“God does not need our good works,” Luther taught. “But our neighbor does.” Our relationship with God is established solely by his grace in the atoning work of Jesus Christ. But then he sends us out into the world to live out our Christian faith in love and service to our neighbors.

Furthermore, God himself, in his providential care for his whole creation, is working through our human vocations. God gives us our daily bread by means of the farmer, the miller, and the baker. He protects us by means of lawful magistrates. He creates and cares for new human beings by means of fathers and mothers. He proclaims his Word and administers his sacraments by means of pastors. He creates beauty by means of artists and musicians.

To use Aristotelian terms, loving one’s neighbor means to treat other human beings, particularly those we meet in our vocations, as intrinsic, not instrumental goods; that is, we see them as being valuable in themselves, and not just for how we can use them. This holds true for the way husbands and wives need to treat each other, and for the way a Christian business owner treats customers. Luther’s neighbor-centered ethic requires self-denial—bearing the Cross, which is not just suffering but sacrificing oneself for others.

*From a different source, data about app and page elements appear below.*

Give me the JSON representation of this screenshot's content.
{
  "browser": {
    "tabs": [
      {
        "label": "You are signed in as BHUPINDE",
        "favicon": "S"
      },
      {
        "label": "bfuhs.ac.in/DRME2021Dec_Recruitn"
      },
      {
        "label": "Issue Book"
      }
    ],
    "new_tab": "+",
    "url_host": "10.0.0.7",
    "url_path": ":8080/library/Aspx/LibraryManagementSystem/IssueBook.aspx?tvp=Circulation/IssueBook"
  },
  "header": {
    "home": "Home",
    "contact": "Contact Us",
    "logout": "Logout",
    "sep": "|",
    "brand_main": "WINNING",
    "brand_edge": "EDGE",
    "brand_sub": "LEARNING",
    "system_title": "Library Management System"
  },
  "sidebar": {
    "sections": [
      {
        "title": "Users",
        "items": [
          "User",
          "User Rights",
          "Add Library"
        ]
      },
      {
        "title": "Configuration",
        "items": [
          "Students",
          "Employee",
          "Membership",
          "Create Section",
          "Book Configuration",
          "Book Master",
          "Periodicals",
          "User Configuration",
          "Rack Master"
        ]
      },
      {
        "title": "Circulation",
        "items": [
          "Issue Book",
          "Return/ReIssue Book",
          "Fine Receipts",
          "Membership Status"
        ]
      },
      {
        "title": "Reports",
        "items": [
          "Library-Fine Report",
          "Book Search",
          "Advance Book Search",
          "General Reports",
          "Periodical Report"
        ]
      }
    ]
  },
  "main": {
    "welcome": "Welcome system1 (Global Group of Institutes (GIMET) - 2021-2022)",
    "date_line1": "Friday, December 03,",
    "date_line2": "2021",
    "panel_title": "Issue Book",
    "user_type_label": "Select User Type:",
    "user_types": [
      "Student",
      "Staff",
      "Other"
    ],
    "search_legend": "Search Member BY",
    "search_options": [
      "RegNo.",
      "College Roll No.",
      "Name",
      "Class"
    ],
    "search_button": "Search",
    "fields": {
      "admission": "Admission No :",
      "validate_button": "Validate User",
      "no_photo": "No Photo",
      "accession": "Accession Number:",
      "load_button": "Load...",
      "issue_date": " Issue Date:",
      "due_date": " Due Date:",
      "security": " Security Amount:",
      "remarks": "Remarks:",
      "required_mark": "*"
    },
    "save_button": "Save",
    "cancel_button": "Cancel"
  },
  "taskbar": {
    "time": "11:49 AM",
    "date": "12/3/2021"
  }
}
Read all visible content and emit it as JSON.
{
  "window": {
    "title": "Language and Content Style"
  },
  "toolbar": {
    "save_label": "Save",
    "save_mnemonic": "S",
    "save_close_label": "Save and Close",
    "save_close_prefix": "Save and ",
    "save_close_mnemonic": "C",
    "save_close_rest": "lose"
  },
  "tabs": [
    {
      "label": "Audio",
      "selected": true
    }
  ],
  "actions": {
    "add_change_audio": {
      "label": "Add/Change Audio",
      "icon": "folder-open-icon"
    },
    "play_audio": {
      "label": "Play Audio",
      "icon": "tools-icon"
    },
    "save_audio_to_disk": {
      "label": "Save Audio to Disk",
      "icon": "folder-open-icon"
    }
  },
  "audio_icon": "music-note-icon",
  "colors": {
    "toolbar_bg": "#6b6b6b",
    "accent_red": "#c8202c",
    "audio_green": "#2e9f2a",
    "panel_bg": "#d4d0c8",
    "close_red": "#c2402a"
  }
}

Thus, wives submit (an act of self-denial) to their husbands, who “give up themselves” (an act of self-denial) for their wives—thus, in their callings embodying the relationship between Christ and the church (Ephesians 5).

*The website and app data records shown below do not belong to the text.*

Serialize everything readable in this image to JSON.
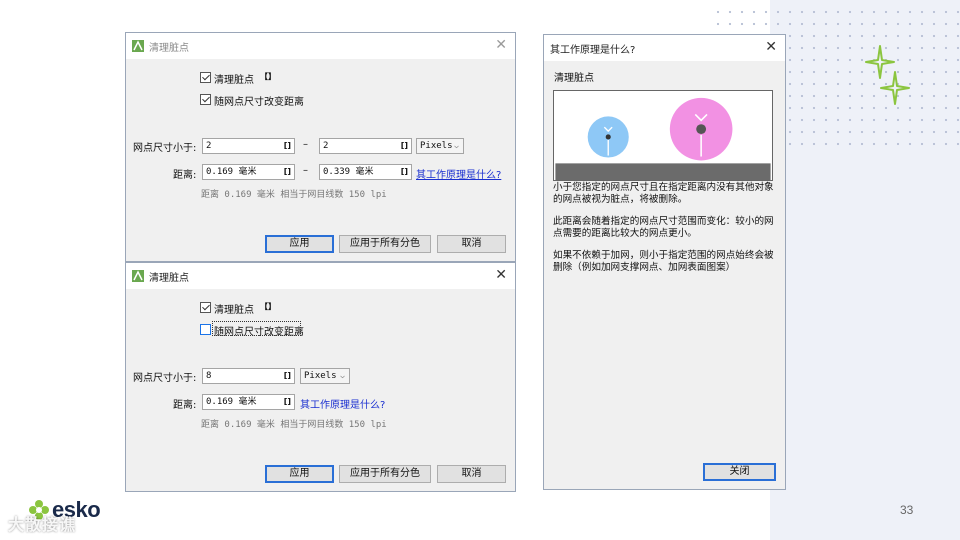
{
  "slide": {
    "page_number": "33"
  },
  "logo": {
    "text": "esko"
  },
  "watermark": {
    "text": "大散接谯"
  },
  "dialog1": {
    "title": "清理脏点",
    "clean_label": "清理脏点",
    "clean_suffix": "【】",
    "vary_label": "随网点尺寸改变距离",
    "size_label": "网点尺寸小于:",
    "size_from": "2",
    "size_to": "2",
    "dash": "–",
    "unit_option": "Pixels",
    "dist_label": "距离:",
    "dist_from_num": "0.169",
    "dist_from_unit": "毫米",
    "dist_to_num": "0.339",
    "dist_to_unit": "毫米",
    "how_link": "其工作原理是什么?",
    "info": "距离 0.169 毫米 相当于网目线数 150 lpi",
    "apply": "应用",
    "apply_all": "应用于所有分色",
    "cancel": "取消"
  },
  "dialog2": {
    "title": "清理脏点",
    "clean_label": "清理脏点",
    "clean_suffix": "【】",
    "vary_label": "随网点尺寸改变距离",
    "size_label": "网点尺寸小于:",
    "size_value": "8",
    "unit_option": "Pixels",
    "dist_label": "距离:",
    "dist_num": "0.169",
    "dist_unit": "毫米",
    "how_link": "其工作原理是什么?",
    "info": "距离 0.169 毫米 相当于网目线数 150 lpi",
    "apply": "应用",
    "apply_all": "应用于所有分色",
    "cancel": "取消"
  },
  "help": {
    "title": "其工作原理是什么?",
    "heading": "清理脏点",
    "p1": "小于您指定的网点尺寸且在指定距离内没有其他对象的网点被视为脏点，将被删除。",
    "p2": "此距离会随着指定的网点尺寸范围而变化：较小的网点需要的距离比较大的网点更小。",
    "p3": "如果不依赖于加网，则小于指定范围的网点始终会被删除（例如加网支撑网点、加网表面图案）",
    "close_label": "关闭"
  },
  "colors": {
    "small_dot": "#8ec8f6",
    "large_dot": "#f291e3",
    "ground": "#6b6b6b",
    "accent_green": "#8bc53f"
  },
  "icons": {
    "close": "close-icon",
    "app": "app-icon",
    "sparkle": "sparkle-icon"
  }
}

What Transforms Our Work?

Gutting goes on in his essay to criticize capitalism for its view of work. Though Luther’s doctrine of vocation played a major role in the rise of free market capitalism, as many scholars have shown, his focus on self-denial and service to the neighbor give it a different ethical dimension. The free market, according to the Enlightenment, is governed by individuals all pursuing their rational self-interest. Luther would no doubt recognize economic laws as part of God’s ordering of creation. He would acknowledge that fallen human beings do not usually act in selfless love and service to others, but are instead motivated by selfishness and the desire to be served rather than to serve.

Nevertheless, God providentially works through vocation so as to bless others despite the sinner’s evil motives. (A business owner may have selfish motivations, but unless the business meets people’s needs, it will not be successful.) For the Christian, on the other hand, ordinary labor and ordinary relationships can be transfigured, as faith discerns the presence of God, who is active in the humblest of callings. Our vocations become the arena for the Christian life, where sanctification happens, the site of “faith working through love” (Galatians 5:6).

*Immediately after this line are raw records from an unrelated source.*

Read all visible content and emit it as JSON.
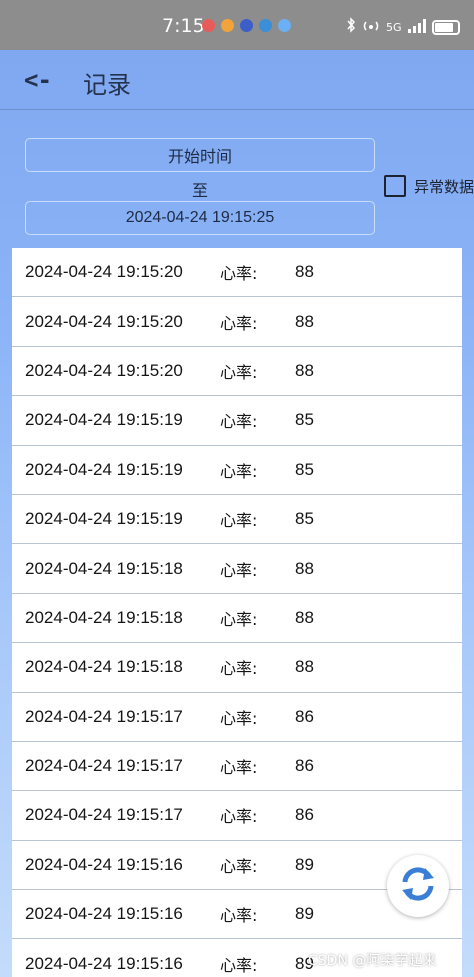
{
  "statusbar": {
    "time": "7:15",
    "network": "5G",
    "left_icons": [
      {
        "name": "notification-red-icon",
        "color": "#e85b5b"
      },
      {
        "name": "notification-orange-icon",
        "color": "#f0a43a"
      },
      {
        "name": "notification-blue-icon",
        "color": "#3b5ec9"
      },
      {
        "name": "notification-shield-icon",
        "color": "#3a8fd8"
      },
      {
        "name": "cloud-icon",
        "color": "#6ab0f2"
      }
    ]
  },
  "header": {
    "back_glyph": "<-",
    "title": "记录"
  },
  "filter": {
    "start_label": "开始时间",
    "to_label": "至",
    "end_value": "2024-04-24 19:15:25",
    "abnormal_label": "异常数据"
  },
  "records": [
    {
      "time": "2024-04-24 19:15:20",
      "label": "心率:",
      "value": "88"
    },
    {
      "time": "2024-04-24 19:15:20",
      "label": "心率:",
      "value": "88"
    },
    {
      "time": "2024-04-24 19:15:20",
      "label": "心率:",
      "value": "88"
    },
    {
      "time": "2024-04-24 19:15:19",
      "label": "心率:",
      "value": "85"
    },
    {
      "time": "2024-04-24 19:15:19",
      "label": "心率:",
      "value": "85"
    },
    {
      "time": "2024-04-24 19:15:19",
      "label": "心率:",
      "value": "85"
    },
    {
      "time": "2024-04-24 19:15:18",
      "label": "心率:",
      "value": "88"
    },
    {
      "time": "2024-04-24 19:15:18",
      "label": "心率:",
      "value": "88"
    },
    {
      "time": "2024-04-24 19:15:18",
      "label": "心率:",
      "value": "88"
    },
    {
      "time": "2024-04-24 19:15:17",
      "label": "心率:",
      "value": "86"
    },
    {
      "time": "2024-04-24 19:15:17",
      "label": "心率:",
      "value": "86"
    },
    {
      "time": "2024-04-24 19:15:17",
      "label": "心率:",
      "value": "86"
    },
    {
      "time": "2024-04-24 19:15:16",
      "label": "心率:",
      "value": "89"
    },
    {
      "time": "2024-04-24 19:15:16",
      "label": "心率:",
      "value": "89"
    },
    {
      "time": "2024-04-24 19:15:16",
      "label": "心率:",
      "value": "89"
    }
  ],
  "fab": {
    "icon": "refresh-icon"
  },
  "watermark": "CSDN @阿柒学起来",
  "colors": {
    "background_top": "#7fa8f1",
    "background_bottom": "#c4dcfb",
    "refresh_blue": "#3a7fd5"
  }
}
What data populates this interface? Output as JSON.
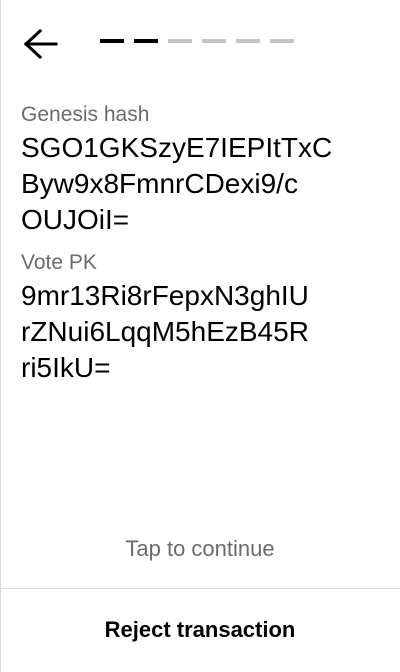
{
  "header": {
    "back_icon": "arrow-left-icon",
    "progress": {
      "total": 6,
      "completed": 2
    }
  },
  "fields": [
    {
      "label": "Genesis hash",
      "value_lines": [
        "SGO1GKSzyE7IEPItTxC",
        "Byw9x8FmnrCDexi9/c",
        "OUJOiI="
      ]
    },
    {
      "label": "Vote PK",
      "value_lines": [
        "9mr13Ri8rFepxN3ghIU",
        "rZNui6LqqM5hEzB45R",
        "ri5IkU="
      ]
    }
  ],
  "footer": {
    "tap_hint": "Tap to continue",
    "reject_label": "Reject transaction"
  }
}
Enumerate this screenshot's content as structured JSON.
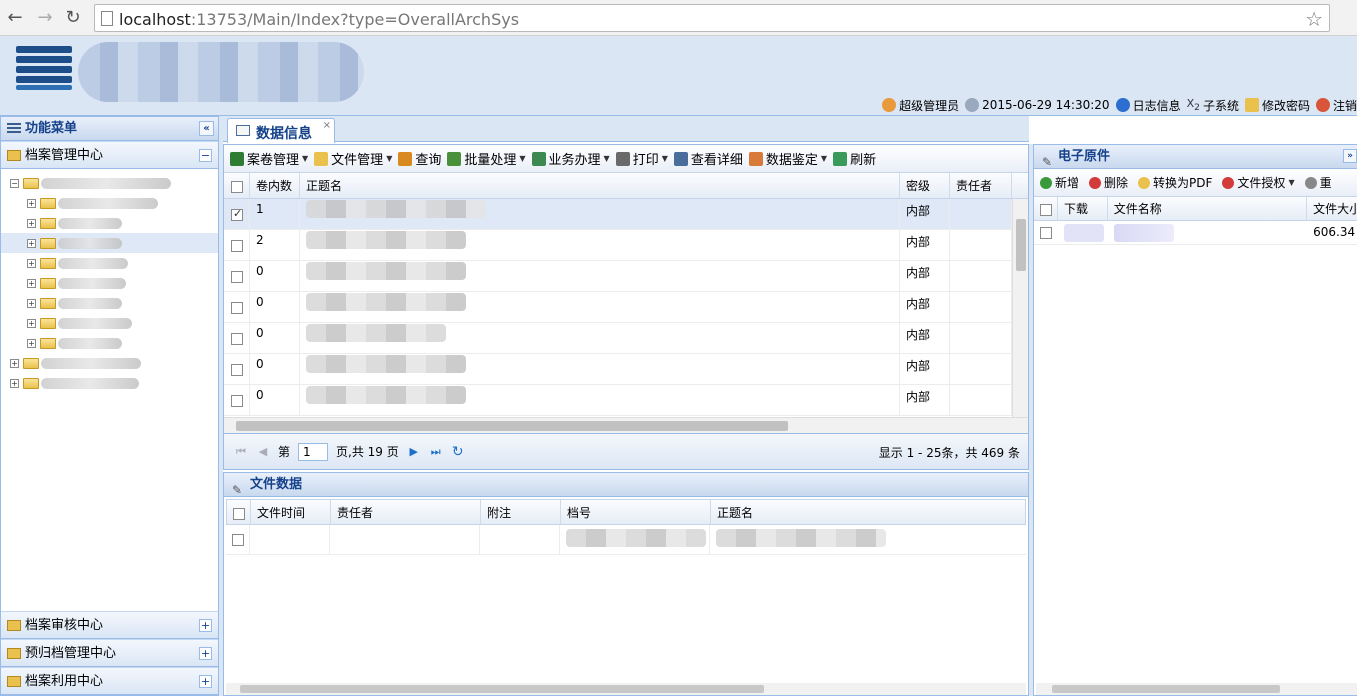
{
  "browser": {
    "url_host": "localhost",
    "url_rest": ":13753/Main/Index?type=OverallArchSys"
  },
  "header": {
    "user": "超级管理员",
    "datetime": "2015-06-29 14:30:20",
    "log": "日志信息",
    "subsystem": "子系统",
    "change_password": "修改密码",
    "logout": "注销"
  },
  "left_menu": {
    "title": "功能菜单",
    "active_section": "档案管理中心",
    "sections_bottom": [
      "档案审核中心",
      "预归档管理中心",
      "档案利用中心"
    ]
  },
  "tabs": [
    {
      "label": "数据信息",
      "close": "×"
    }
  ],
  "toolbar": {
    "items": [
      {
        "label": "案卷管理",
        "dropdown": true,
        "icon": "case-manage-icon",
        "color": "#2e7d32"
      },
      {
        "label": "文件管理",
        "dropdown": true,
        "icon": "folder-icon",
        "color": "#e9c14c"
      },
      {
        "label": "查询",
        "dropdown": false,
        "icon": "search-icon",
        "color": "#d88a1f"
      },
      {
        "label": "批量处理",
        "dropdown": true,
        "icon": "batch-icon",
        "color": "#4a8f3a"
      },
      {
        "label": "业务办理",
        "dropdown": true,
        "icon": "business-icon",
        "color": "#3c8a52"
      },
      {
        "label": "打印",
        "dropdown": true,
        "icon": "printer-icon",
        "color": "#6a6a6a"
      },
      {
        "label": "查看详细",
        "dropdown": false,
        "icon": "detail-icon",
        "color": "#4a6d9c"
      },
      {
        "label": "数据鉴定",
        "dropdown": true,
        "icon": "identify-icon",
        "color": "#d77a3a"
      },
      {
        "label": "刷新",
        "dropdown": false,
        "icon": "refresh-icon",
        "color": "#3a9a5a"
      }
    ]
  },
  "grid": {
    "columns": [
      "卷内数",
      "正题名",
      "密级",
      "责任者"
    ],
    "rows": [
      {
        "count": "1",
        "secret": "内部",
        "checked": true
      },
      {
        "count": "2",
        "secret": "内部",
        "checked": false
      },
      {
        "count": "0",
        "secret": "内部",
        "checked": false
      },
      {
        "count": "0",
        "secret": "内部",
        "checked": false
      },
      {
        "count": "0",
        "secret": "内部",
        "checked": false
      },
      {
        "count": "0",
        "secret": "内部",
        "checked": false
      },
      {
        "count": "0",
        "secret": "内部",
        "checked": false
      }
    ]
  },
  "pager": {
    "page_prefix": "第",
    "current_page": "1",
    "page_suffix": "页,共 19 页",
    "summary": "显示 1 - 25条，共 469 条"
  },
  "file_panel": {
    "title": "文件数据",
    "columns": [
      "文件时间",
      "责任者",
      "附注",
      "档号",
      "正题名"
    ]
  },
  "right_panel": {
    "title": "电子原件",
    "toolbar": [
      {
        "label": "新增",
        "dropdown": false,
        "icon": "add-icon",
        "color": "#3a9a3a"
      },
      {
        "label": "删除",
        "dropdown": false,
        "icon": "delete-icon",
        "color": "#d33a3a"
      },
      {
        "label": "转换为PDF",
        "dropdown": false,
        "icon": "convert-icon",
        "color": "#e9c14c"
      },
      {
        "label": "文件授权",
        "dropdown": true,
        "icon": "authorize-icon",
        "color": "#d33a3a"
      },
      {
        "label": "重",
        "dropdown": false,
        "icon": "rename-icon",
        "color": "#888888"
      }
    ],
    "columns": [
      "下载",
      "文件名称",
      "文件大小"
    ],
    "rows": [
      {
        "size": "606.34"
      }
    ]
  }
}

The economy can indeed be a dog-eat-dog, Darwinistic, self-obsessed struggle, which we yearn to escape—-whether on a weekend, a vacation, or retirement. But even the leisure, bought at such a cost, may still keep us trapped within ourselves. The doctrine of vocation, properly understood, frees us from our sinful selves through the gospel as our love for God overflows into love for our neighbors.  Our very work becomes transformed not in its substance—Christian workers mostly perform the same tasks as non-Christian workers—but in its meaning and in its value.